“Ubiquitous” Access

We take for granted the access we have to not only information, but our own intellectual property. Even prior to the internet, way too many of us acknowledged the presence of physical libraries, but rarely enjoyed their resources, often out of sheer laziness or ingratitude.

You can chart a direct path from the newspaper to the web of each being replaced by the next, not for its inferiority, but out of sheer convenience. Mailed-to-your-door Magazines and TV, while less informative, were chosen instead because the user experience is far easier. This mentality has translated well to the web, where long-format criticism and research is relegated to the snobbish corners of Mother Jones and Slate, maybe seeing the light of day to a broad audience when excerpted by the Huffington Post. Blogs are losing fashion against social, yet while Instagram and Twitter continue to explode in popularity, they do so in response to the “hassle” of Facebook (which knocked off the even clunkier MySpace).

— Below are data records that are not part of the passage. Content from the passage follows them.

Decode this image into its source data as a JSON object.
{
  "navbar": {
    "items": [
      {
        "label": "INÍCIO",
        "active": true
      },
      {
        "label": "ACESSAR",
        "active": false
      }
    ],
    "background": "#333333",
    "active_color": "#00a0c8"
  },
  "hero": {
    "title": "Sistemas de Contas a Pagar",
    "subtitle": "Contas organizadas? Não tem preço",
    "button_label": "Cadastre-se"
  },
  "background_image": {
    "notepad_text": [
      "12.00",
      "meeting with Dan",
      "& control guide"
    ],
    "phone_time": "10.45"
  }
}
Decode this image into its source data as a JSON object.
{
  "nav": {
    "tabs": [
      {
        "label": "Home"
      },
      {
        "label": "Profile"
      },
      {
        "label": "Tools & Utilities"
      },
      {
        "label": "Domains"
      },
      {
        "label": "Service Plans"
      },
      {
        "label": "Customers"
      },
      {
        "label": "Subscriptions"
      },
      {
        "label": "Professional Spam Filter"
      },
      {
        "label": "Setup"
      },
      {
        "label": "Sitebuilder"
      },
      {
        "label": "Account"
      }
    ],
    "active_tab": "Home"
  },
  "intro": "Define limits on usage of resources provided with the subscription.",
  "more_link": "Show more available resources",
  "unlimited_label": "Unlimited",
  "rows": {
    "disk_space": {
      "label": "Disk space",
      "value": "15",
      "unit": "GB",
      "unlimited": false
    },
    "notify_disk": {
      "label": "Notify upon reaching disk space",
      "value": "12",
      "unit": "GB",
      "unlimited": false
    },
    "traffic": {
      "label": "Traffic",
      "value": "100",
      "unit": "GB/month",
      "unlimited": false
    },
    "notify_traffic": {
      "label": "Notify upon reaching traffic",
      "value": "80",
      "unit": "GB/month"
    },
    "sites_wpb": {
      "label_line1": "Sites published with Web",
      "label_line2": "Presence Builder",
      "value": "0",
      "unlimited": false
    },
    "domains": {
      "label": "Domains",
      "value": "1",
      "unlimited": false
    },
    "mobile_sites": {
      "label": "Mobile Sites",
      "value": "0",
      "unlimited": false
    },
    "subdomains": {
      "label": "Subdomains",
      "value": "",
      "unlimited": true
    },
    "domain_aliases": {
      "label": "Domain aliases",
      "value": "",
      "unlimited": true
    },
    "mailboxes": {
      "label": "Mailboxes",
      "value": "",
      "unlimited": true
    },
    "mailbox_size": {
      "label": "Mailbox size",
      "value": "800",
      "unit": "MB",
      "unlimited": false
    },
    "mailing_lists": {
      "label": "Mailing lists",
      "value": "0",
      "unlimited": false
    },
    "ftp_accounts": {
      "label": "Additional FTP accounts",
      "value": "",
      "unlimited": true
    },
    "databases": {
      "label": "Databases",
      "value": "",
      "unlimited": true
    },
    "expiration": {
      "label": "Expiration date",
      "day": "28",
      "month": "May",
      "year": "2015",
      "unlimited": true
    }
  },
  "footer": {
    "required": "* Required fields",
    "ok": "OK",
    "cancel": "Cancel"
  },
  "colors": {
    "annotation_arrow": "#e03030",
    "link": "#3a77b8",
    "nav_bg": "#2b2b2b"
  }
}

The frictionless distribution method actually makes best sense considering what passes for breaking news. Rarely is there need for any archiving the day to day of who Jennfier Anniston is marrying (again), or even what responsive images solution the nerds are bantering about this week. Even e-newsletters are feeling downright antiquated in some instances, such as the “tip” I received from the Graphic Artists Guild this afternoon regarding Adobe’s security breach (almost four weeks after the fact).

No doubt salivating over the savings of moving away from physical objects content publishers rushed to embrace the web themselves. They’re since learning their mistake, scrambling to keep their products from being “shared” freely. Their collective panic has resulted in perverted and selective copyright restrictions, bizarre penalties for search innovators and “users,” and ineffectual policing of download sites (many of which they unknowingly subsidize through scattershot PPC marketing).

Apple has become a leader in developing digital rights management, but not with any intention of protecting creators’ rights. DRM (for Apple) is instead an invisible form of high-end security guard — one that follows you home and makes sure you dont play it on too many devices, share it, move it or do much of what many of us have taken for granted all along.

The true role of DRM became strikingly clear last night, tying together the thoughts and reading over the past few days. Having installed OSX Mavericks, I was pleased to see they have included the iBooks app on the desktop. Launching it, I was surprised to see my library (as I know it on my phone and tablet) instead completely empty. Even signed in with the same Apple ID, I am unable to sync any of my books — all carefully curated to include only legal and paid-for- titles.

I use a second, older Mac as a print and media station, using it for my music and reading libraries. Because I need to support my older large-format printer, this machine is running OS 10.3, which understandably, cannot support the desktop version of iBooks as Mavericks does. The library and source app for my devices all live on this machine within iTunes, and sync fine to the devices, and yet my main machine running Mavericks ignores these.

Looking past what I hope is a momentary glitch in a new OS release that will be soon corrected in a dot release, there is a larger underlying issue that concerns me, more directly to my original thought. All of these texts are Creative Commons downloads, or from European and small-press publishers. They were purchased from the author directly. If I had purchased them through iTunes, and Apple had received their statutory 30%, I would have access to them.

Are we moving towards a point of no return in which, in order to read anything at all, we will be beholden to Apple’s permission? What does this mean to those who dont have access to iDevices, or if do, can’t afford pay-per-view information? Will authors have no recourse but to resign themselves to iTunes Terms & Conditions in order for their work to be read? When these technologies inevitably shutter physical libraries, will we return to a neo-medieval serfdom of a learned “priesthood” and an ignorant rabble? Are we already there?

Adobe’s Creative Cloud poses similar challenges to me, professionally. While the ability to color correct a photo is far less dire to a healthy democracy than widespread literacy, it is how I make my living. I rely on Adobe’s tools to an excruciating degree. Their new subscription model was met with a lot of resistance, including from me, as it finally puts in ink how co-dependent the entire industry is on one supplier. Eventually, I softened to the idea and, mostly out of necessity having to teach the newest versions, I enrolled. Just before installing Mavericks, I finally took the leap and removed redundnant copies of CS6 from my machine.

Last night, my internet went down, as did my connection to the Cloud. Rather than cuss out AT&T, I did what I normally would do: launch Illustrator and get back to work off-line. Instead Adobe wouldn’t let me open any of my apps. Apps I have paid for — in fact my October ransom went through less than a week ago — stopped working. When selling the Cloud, Adobe promised this wouldn’t happen. In less than six months it did.

Now, I realize that after a major OS install Adobe wants me to confirm my registration. And that my internet outage and OS update coincided is an outlying condition. But its the effect, however temporary, that proves my point exactly.

With the bulk of our lives online, too much of our power is held in the hands of others. Property rights, once transferred when the money in my possession was traded for an item in their possession, have been modified to leave the money AND the item with the seller. Without the internet, I can’t read, and now, I can’t work.

This arrangement is precarious at best. As designers, this should become our all-consuming dillemma. One we have an obligation to design our way out of.